Your instructions = If a line below contains the string "JSON", return that line.

=== Data under study ===

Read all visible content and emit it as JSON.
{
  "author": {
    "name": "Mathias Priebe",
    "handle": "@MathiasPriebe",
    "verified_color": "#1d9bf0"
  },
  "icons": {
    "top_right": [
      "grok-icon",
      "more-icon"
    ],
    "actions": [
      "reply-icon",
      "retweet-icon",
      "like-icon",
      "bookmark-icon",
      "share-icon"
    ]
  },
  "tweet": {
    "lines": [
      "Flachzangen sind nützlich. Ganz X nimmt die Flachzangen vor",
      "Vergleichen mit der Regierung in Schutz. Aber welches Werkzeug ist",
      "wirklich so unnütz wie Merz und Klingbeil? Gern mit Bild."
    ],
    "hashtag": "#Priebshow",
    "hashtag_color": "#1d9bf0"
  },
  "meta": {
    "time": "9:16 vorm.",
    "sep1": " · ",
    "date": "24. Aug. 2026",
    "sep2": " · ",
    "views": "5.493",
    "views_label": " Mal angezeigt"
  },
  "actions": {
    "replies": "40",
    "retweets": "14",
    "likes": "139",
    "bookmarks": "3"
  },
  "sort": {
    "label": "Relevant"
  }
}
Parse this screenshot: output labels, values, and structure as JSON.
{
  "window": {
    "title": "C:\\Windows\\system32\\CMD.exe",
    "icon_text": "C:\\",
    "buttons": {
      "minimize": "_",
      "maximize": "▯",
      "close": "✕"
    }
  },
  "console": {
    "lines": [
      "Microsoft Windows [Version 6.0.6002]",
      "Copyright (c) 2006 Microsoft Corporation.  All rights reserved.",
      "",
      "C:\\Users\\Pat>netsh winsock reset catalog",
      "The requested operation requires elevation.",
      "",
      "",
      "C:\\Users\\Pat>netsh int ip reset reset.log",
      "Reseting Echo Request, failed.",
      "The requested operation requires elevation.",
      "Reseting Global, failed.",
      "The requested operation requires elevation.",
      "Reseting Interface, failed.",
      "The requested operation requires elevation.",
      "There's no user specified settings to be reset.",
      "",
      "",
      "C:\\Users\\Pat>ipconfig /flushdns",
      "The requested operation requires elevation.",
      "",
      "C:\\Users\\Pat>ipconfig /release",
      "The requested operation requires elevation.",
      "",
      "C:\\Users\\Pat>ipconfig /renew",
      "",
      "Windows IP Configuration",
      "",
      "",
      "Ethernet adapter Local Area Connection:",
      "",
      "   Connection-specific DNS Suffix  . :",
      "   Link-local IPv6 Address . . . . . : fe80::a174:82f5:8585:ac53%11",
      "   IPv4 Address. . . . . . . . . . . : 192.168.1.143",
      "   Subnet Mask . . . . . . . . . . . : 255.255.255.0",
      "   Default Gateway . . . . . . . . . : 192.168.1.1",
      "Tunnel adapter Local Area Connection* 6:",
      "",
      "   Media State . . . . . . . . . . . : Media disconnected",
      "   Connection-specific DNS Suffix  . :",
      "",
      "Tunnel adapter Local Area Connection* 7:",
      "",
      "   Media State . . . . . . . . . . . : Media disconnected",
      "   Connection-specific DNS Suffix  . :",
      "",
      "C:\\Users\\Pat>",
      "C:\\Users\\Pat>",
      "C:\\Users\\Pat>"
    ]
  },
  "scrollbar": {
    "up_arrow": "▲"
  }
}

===

Answer section =
Read all visible content and emit it as JSON.
Parse this screenshot: output labels, values, and structure as JSON.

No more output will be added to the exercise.